Finally, a lasting impact of my course was making some outstanding personal and professional relationships. Many of us are still in contact today and we provide each other with a great sounding board of diverse opinions and experiences across different industries.
What made you decide to complete an EMBA?
Completing an MBA was always a core part of my professional development and life-long learning. The range of core modules, electives, international options, and professional development as well as the Business School’s reputation and weekend residential format attracted me to the EMBA.
Before coming to Bayes you did an MEng in Biochemical engineering. How has your career progressed since then and how did you come to work for AstraZeneca?
I started my career working for a small biotech consultancy specialising in development, manufacturing, technology, and simulation. It was varied role with an opportunity to work with many different companies on a variety of different issues.
I joined MedImmune in 2009 (at that point a wholly owned and collaboratively independent subsidiary of AstraZeneca) to setup a Manufacturing Science & Technology unit, deliver an extensive (and what turned out to be a multi-award winning) automation program as well as consolidate all of the influenza vaccine research and development at the site in Liverpool.

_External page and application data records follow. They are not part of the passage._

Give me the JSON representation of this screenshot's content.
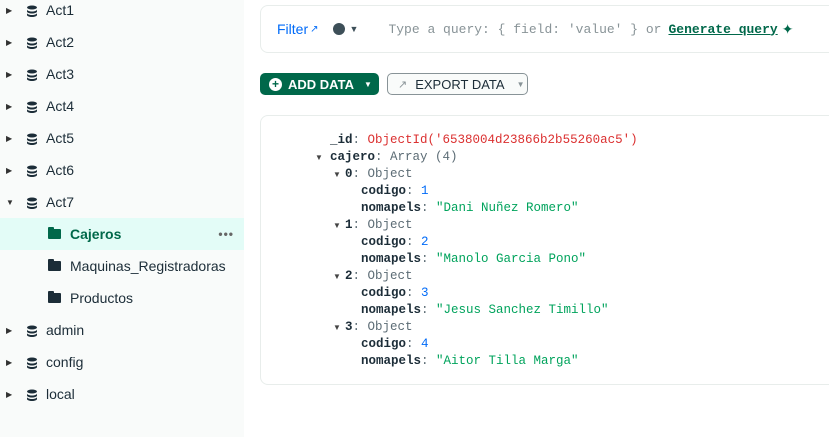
{
  "sidebar": {
    "databases": [
      {
        "label": "Act1"
      },
      {
        "label": "Act2"
      },
      {
        "label": "Act3"
      },
      {
        "label": "Act4"
      },
      {
        "label": "Act5"
      },
      {
        "label": "Act6"
      },
      {
        "label": "Act7",
        "expanded": true
      },
      {
        "label": "admin"
      },
      {
        "label": "config"
      },
      {
        "label": "local"
      }
    ],
    "collections": [
      {
        "label": "Cajeros",
        "selected": true
      },
      {
        "label": "Maquinas_Registradoras"
      },
      {
        "label": "Productos"
      }
    ],
    "more_icon": "ellipsis-icon"
  },
  "filter": {
    "label": "Filter",
    "placeholder": "Type a query: { field: 'value' } or",
    "generate": "Generate query"
  },
  "toolbar": {
    "add": "ADD DATA",
    "export": "EXPORT DATA"
  },
  "document": {
    "id_key": "_id",
    "id_value": "ObjectId('6538004d23866b2b55260ac5')",
    "array_key": "cajero",
    "array_type": "Array (4)",
    "items": [
      {
        "index": "0",
        "type": "Object",
        "codigo": "1",
        "nomapels": "\"Dani Nuñez Romero\""
      },
      {
        "index": "1",
        "type": "Object",
        "codigo": "2",
        "nomapels": "\"Manolo Garcia Pono\""
      },
      {
        "index": "2",
        "type": "Object",
        "codigo": "3",
        "nomapels": "\"Jesus Sanchez Timillo\""
      },
      {
        "index": "3",
        "type": "Object",
        "codigo": "4",
        "nomapels": "\"Aitor Tilla Marga\""
      }
    ]
  },
  "colors": {
    "accent": "#00684a",
    "selected_bg": "#e3fcf7",
    "objectid": "#db3030",
    "number": "#016bf8",
    "string": "#00a35c"
  }
}
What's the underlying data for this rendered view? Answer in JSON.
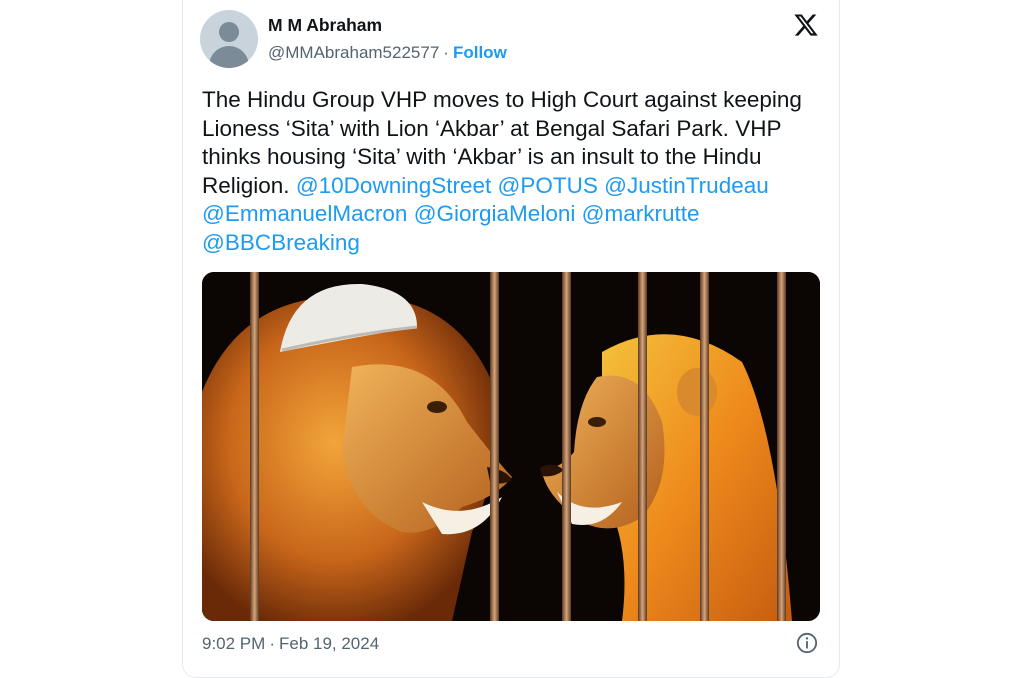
{
  "user": {
    "display_name": "M M Abraham",
    "handle": "@MMAbraham522577",
    "separator": "·",
    "follow_label": "Follow",
    "avatar_icon": "default-avatar-icon"
  },
  "header": {
    "logo_icon": "x-logo-icon"
  },
  "tweet": {
    "text_parts": {
      "body": "The Hindu Group VHP moves to High Court against keeping Lioness ‘Sita’ with Lion ‘Akbar’ at Bengal Safari Park. VHP thinks housing ‘Sita’ with ‘Akbar’ is an insult to the Hindu Religion. ",
      "mentions": [
        "@10DowningStreet",
        "@POTUS",
        "@JustinTrudeau",
        "@EmmanuelMacron",
        "@GiorgiaMeloni",
        "@markrutte",
        "@BBCBreaking"
      ]
    },
    "media_alt_icon": "lion-and-lioness-image"
  },
  "footer": {
    "time": "9:02 PM",
    "separator": "·",
    "date": "Feb 19, 2024",
    "info_icon": "info-icon"
  },
  "colors": {
    "accent": "#1d9bf0",
    "text": "#0f1419",
    "secondary": "#536471",
    "border": "#e6e9ec"
  }
}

I moved into a Global Technical Leadership role in 2015 after completing the EMBA (managing teams across UK, US, Latam, Japan, India, China and Europe) and have spent the past few years in Global Supply & Strategy leading the establishment of new supply chains and launching new products. This is a pivotal role dubbed the “COO” of a product, that fits within our Global Product Teams that are accountable for all aspects of product development through to commercialisation and provides for a unique insight into the intersection between science, medicine, and business management.
How has the last year been for you and for your company – working in the eye of the storm and now being faced with a huge amount of publicity?
The past year has been an incredible experience. In no more than 8 months from the first clinical trial, the first doses of vaccine were supplied to the UK government and as of the end of July – a little over 15 months – AZ have released ~1bn doses globally through our supply chains and our partners. I still recall when I joined the program back in May 2020 thinking that it will be a challenge, but I have never witnessed so many people work so hard, over such long hours, and for so long to make this happen. It has been important to me to avoid getting caught up in the publicity – be it positive or negative – in order to keep pushing forward and overcoming the many challenges associated with setting up such an extensive network in such a short period of time.
How did you feel when you found out you had been awarded a CBE in the Queen’s Birthday Honours?
I was overwhelmed when I first received notice of the CBE in the Queen’s Birthday Honours and incredibly pleased that the UK Government recognised all of the efforts by so many in AstraZeneca across different areas for our COVID response.
Could you explain a bit about the work you have done which led to this recognition?
My role in the program was to setup and lead the supply chains for the UK and Internationally (ex-Americas), and to launch the product as quickly as possible. In the UK I was heavily involved with the UK Vaccine Taskforce taking the lead on the AZ vaccine launch, and interfacing with Oxford University, contact manufacturing organisations, material suppliers, BEIS, DHSC, Public Health England (PHE), the Medicines and Healthcare products Regulatory Agency (MHRA).
Do you have any advice for anyone who wants to follow in your footsteps?
I really do hope that we do not see another pandemic like this in our lifetimes. It is hard to believe just how much of an impact this has had on everyone across the world – from those directly impacted by the disease to the loved ones who cannot see each other and those forced out of their jobs and into poverty due to the global economic turndown.
If we are faced with this again then my advice would be to take your skills, step-up, and keep pushing to make a difference. You need to use all of your existing network and build on it rapidly to mobilise all that needs to be done. We talk a little in management schools around “leaning in” but at moments like this you just have to a full-on leap – be prepared to move outside of the normal rules of engagement, find comfort in ambiguity, tackle problems decisively, and simply never give up.